__Exercise aim__: Print every one of the records verbatim, omitting nothing.

· · · · ·

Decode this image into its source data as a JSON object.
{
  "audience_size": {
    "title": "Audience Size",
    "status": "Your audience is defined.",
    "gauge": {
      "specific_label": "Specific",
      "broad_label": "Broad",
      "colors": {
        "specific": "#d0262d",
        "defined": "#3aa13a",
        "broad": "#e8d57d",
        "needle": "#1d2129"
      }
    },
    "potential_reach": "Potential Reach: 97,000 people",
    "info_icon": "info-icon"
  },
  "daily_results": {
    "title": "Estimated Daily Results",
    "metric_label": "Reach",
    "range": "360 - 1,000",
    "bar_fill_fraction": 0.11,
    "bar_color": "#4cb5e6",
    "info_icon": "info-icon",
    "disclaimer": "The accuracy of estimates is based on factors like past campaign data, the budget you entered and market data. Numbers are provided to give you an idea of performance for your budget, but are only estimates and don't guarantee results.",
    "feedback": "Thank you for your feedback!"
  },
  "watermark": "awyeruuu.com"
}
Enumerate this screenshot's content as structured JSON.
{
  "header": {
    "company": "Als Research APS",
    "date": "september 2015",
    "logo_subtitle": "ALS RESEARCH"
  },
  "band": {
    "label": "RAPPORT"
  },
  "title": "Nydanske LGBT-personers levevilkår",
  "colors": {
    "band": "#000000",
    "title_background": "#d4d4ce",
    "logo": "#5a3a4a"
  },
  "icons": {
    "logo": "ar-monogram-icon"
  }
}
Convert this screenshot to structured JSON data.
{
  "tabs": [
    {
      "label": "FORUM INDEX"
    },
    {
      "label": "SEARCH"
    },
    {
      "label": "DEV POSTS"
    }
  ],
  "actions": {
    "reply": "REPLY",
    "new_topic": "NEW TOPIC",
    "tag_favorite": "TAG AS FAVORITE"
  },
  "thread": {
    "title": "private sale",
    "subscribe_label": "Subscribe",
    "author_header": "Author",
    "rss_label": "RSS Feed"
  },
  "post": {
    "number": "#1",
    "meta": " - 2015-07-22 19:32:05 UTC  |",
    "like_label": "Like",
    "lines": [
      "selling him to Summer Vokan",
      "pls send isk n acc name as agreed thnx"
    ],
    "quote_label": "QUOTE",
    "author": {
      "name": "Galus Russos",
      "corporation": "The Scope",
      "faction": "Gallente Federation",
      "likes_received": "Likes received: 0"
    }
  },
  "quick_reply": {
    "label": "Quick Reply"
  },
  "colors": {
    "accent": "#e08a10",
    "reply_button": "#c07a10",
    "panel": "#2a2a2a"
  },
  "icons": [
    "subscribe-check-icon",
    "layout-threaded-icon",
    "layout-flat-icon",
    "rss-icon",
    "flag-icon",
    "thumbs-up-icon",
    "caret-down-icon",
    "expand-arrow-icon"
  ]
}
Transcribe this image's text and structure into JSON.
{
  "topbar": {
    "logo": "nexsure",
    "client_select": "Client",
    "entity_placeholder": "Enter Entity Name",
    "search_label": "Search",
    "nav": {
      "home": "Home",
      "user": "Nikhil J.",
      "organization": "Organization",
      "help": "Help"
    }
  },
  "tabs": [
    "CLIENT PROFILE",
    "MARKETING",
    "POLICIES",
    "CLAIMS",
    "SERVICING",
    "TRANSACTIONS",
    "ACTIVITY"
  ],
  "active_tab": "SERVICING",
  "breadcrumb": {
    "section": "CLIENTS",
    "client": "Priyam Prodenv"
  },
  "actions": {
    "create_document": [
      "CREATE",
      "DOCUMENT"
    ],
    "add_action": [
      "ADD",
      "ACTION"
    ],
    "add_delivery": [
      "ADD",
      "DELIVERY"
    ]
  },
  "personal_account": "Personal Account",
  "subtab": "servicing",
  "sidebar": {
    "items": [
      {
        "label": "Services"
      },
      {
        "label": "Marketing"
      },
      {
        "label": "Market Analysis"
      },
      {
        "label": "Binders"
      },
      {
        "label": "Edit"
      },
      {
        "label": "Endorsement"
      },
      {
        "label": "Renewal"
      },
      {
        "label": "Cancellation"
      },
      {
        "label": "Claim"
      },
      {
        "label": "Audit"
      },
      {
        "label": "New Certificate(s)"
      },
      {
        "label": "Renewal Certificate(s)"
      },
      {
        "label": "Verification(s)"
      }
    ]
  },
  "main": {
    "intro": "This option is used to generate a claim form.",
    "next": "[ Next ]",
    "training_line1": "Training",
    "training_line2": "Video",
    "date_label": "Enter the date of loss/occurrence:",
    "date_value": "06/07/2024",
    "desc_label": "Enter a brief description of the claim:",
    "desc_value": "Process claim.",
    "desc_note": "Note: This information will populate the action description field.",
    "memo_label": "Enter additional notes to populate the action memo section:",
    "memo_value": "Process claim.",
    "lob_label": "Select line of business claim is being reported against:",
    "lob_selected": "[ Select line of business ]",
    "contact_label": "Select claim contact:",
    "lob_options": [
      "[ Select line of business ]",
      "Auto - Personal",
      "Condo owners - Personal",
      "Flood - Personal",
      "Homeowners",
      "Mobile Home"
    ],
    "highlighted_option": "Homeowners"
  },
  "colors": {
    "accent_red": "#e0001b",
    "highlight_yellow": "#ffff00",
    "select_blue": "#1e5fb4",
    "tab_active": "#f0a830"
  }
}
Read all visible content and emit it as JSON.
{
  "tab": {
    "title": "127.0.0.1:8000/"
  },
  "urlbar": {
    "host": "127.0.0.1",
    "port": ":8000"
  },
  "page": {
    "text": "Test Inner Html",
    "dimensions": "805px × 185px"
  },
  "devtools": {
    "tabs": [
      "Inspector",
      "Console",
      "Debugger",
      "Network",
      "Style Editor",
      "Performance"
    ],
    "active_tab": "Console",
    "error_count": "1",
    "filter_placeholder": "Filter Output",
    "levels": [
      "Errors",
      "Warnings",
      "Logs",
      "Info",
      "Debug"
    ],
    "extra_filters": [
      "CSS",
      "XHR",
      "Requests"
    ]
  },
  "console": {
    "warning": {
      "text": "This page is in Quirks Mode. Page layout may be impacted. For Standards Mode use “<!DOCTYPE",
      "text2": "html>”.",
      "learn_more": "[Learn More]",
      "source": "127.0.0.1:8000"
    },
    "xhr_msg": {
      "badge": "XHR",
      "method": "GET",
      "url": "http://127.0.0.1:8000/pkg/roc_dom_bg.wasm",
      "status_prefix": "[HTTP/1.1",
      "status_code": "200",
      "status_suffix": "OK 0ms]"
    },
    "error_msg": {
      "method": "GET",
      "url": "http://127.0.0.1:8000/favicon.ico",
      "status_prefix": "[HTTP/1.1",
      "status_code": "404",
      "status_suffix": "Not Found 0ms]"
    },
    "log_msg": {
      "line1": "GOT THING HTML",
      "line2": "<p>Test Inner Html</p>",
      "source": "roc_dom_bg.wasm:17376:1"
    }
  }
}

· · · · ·

__Output of the task__:
Decode this image into its source data as a JSON object.
{
  "audience_size": {
    "title": "Audience Size",
    "status": "Your audience is defined.",
    "gauge": {
      "specific_label": "Specific",
      "broad_label": "Broad",
      "colors": {
        "specific": "#d0262d",
        "defined": "#3aa13a",
        "broad": "#e8d57d",
        "needle": "#1d2129"
      }
    },
    "potential_reach": "Potential Reach: 97,000 people",
    "info_icon": "info-icon"
  },
  "daily_results": {
    "title": "Estimated Daily Results",
    "metric_label": "Reach",
    "range": "360 - 1,000",
    "bar_fill_fraction": 0.11,
    "bar_color": "#4cb5e6",
    "info_icon": "info-icon",
    "disclaimer": "The accuracy of estimates is based on factors like past campaign data, the budget you entered and market data. Numbers are provided to give you an idea of performance for your budget, but are only estimates and don't guarantee results.",
    "feedback": "Thank you for your feedback!"
  },
  "watermark": "awyeruuu.com"
}
Enumerate this screenshot's content as structured JSON.
{
  "header": {
    "company": "Als Research APS",
    "date": "september 2015",
    "logo_subtitle": "ALS RESEARCH"
  },
  "band": {
    "label": "RAPPORT"
  },
  "title": "Nydanske LGBT-personers levevilkår",
  "colors": {
    "band": "#000000",
    "title_background": "#d4d4ce",
    "logo": "#5a3a4a"
  },
  "icons": {
    "logo": "ar-monogram-icon"
  }
}
Convert this screenshot to structured JSON data.
{
  "tabs": [
    {
      "label": "FORUM INDEX"
    },
    {
      "label": "SEARCH"
    },
    {
      "label": "DEV POSTS"
    }
  ],
  "actions": {
    "reply": "REPLY",
    "new_topic": "NEW TOPIC",
    "tag_favorite": "TAG AS FAVORITE"
  },
  "thread": {
    "title": "private sale",
    "subscribe_label": "Subscribe",
    "author_header": "Author",
    "rss_label": "RSS Feed"
  },
  "post": {
    "number": "#1",
    "meta": " - 2015-07-22 19:32:05 UTC  |",
    "like_label": "Like",
    "lines": [
      "selling him to Summer Vokan",
      "pls send isk n acc name as agreed thnx"
    ],
    "quote_label": "QUOTE",
    "author": {
      "name": "Galus Russos",
      "corporation": "The Scope",
      "faction": "Gallente Federation",
      "likes_received": "Likes received: 0"
    }
  },
  "quick_reply": {
    "label": "Quick Reply"
  },
  "colors": {
    "accent": "#e08a10",
    "reply_button": "#c07a10",
    "panel": "#2a2a2a"
  },
  "icons": [
    "subscribe-check-icon",
    "layout-threaded-icon",
    "layout-flat-icon",
    "rss-icon",
    "flag-icon",
    "thumbs-up-icon",
    "caret-down-icon",
    "expand-arrow-icon"
  ]
}
Transcribe this image's text and structure into JSON.
{
  "topbar": {
    "logo": "nexsure",
    "client_select": "Client",
    "entity_placeholder": "Enter Entity Name",
    "search_label": "Search",
    "nav": {
      "home": "Home",
      "user": "Nikhil J.",
      "organization": "Organization",
      "help": "Help"
    }
  },
  "tabs": [
    "CLIENT PROFILE",
    "MARKETING",
    "POLICIES",
    "CLAIMS",
    "SERVICING",
    "TRANSACTIONS",
    "ACTIVITY"
  ],
  "active_tab": "SERVICING",
  "breadcrumb": {
    "section": "CLIENTS",
    "client": "Priyam Prodenv"
  },
  "actions": {
    "create_document": [
      "CREATE",
      "DOCUMENT"
    ],
    "add_action": [
      "ADD",
      "ACTION"
    ],
    "add_delivery": [
      "ADD",
      "DELIVERY"
    ]
  },
  "personal_account": "Personal Account",
  "subtab": "servicing",
  "sidebar": {
    "items": [
      {
        "label": "Services"
      },
      {
        "label": "Marketing"
      },
      {
        "label": "Market Analysis"
      },
      {
        "label": "Binders"
      },
      {
        "label": "Edit"
      },
      {
        "label": "Endorsement"
      },
      {
        "label": "Renewal"
      },
      {
        "label": "Cancellation"
      },
      {
        "label": "Claim"
      },
      {
        "label": "Audit"
      },
      {
        "label": "New Certificate(s)"
      },
      {
        "label": "Renewal Certificate(s)"
      },
      {
        "label": "Verification(s)"
      }
    ]
  },
  "main": {
    "intro": "This option is used to generate a claim form.",
    "next": "[ Next ]",
    "training_line1": "Training",
    "training_line2": "Video",
    "date_label": "Enter the date of loss/occurrence:",
    "date_value": "06/07/2024",
    "desc_label": "Enter a brief description of the claim:",
    "desc_value": "Process claim.",
    "desc_note": "Note: This information will populate the action description field.",
    "memo_label": "Enter additional notes to populate the action memo section:",
    "memo_value": "Process claim.",
    "lob_label": "Select line of business claim is being reported against:",
    "lob_selected": "[ Select line of business ]",
    "contact_label": "Select claim contact:",
    "lob_options": [
      "[ Select line of business ]",
      "Auto - Personal",
      "Condo owners - Personal",
      "Flood - Personal",
      "Homeowners",
      "Mobile Home"
    ],
    "highlighted_option": "Homeowners"
  },
  "colors": {
    "accent_red": "#e0001b",
    "highlight_yellow": "#ffff00",
    "select_blue": "#1e5fb4",
    "tab_active": "#f0a830"
  }
}
Read all visible content and emit it as JSON.
{
  "tab": {
    "title": "127.0.0.1:8000/"
  },
  "urlbar": {
    "host": "127.0.0.1",
    "port": ":8000"
  },
  "page": {
    "text": "Test Inner Html",
    "dimensions": "805px × 185px"
  },
  "devtools": {
    "tabs": [
      "Inspector",
      "Console",
      "Debugger",
      "Network",
      "Style Editor",
      "Performance"
    ],
    "active_tab": "Console",
    "error_count": "1",
    "filter_placeholder": "Filter Output",
    "levels": [
      "Errors",
      "Warnings",
      "Logs",
      "Info",
      "Debug"
    ],
    "extra_filters": [
      "CSS",
      "XHR",
      "Requests"
    ]
  },
  "console": {
    "warning": {
      "text": "This page is in Quirks Mode. Page layout may be impacted. For Standards Mode use “<!DOCTYPE",
      "text2": "html>”.",
      "learn_more": "[Learn More]",
      "source": "127.0.0.1:8000"
    },
    "xhr_msg": {
      "badge": "XHR",
      "method": "GET",
      "url": "http://127.0.0.1:8000/pkg/roc_dom_bg.wasm",
      "status_prefix": "[HTTP/1.1",
      "status_code": "200",
      "status_suffix": "OK 0ms]"
    },
    "error_msg": {
      "method": "GET",
      "url": "http://127.0.0.1:8000/favicon.ico",
      "status_prefix": "[HTTP/1.1",
      "status_code": "404",
      "status_suffix": "Not Found 0ms]"
    },
    "log_msg": {
      "line1": "GOT THING HTML",
      "line2": "<p>Test Inner Html</p>",
      "source": "roc_dom_bg.wasm:17376:1"
    }
  }
}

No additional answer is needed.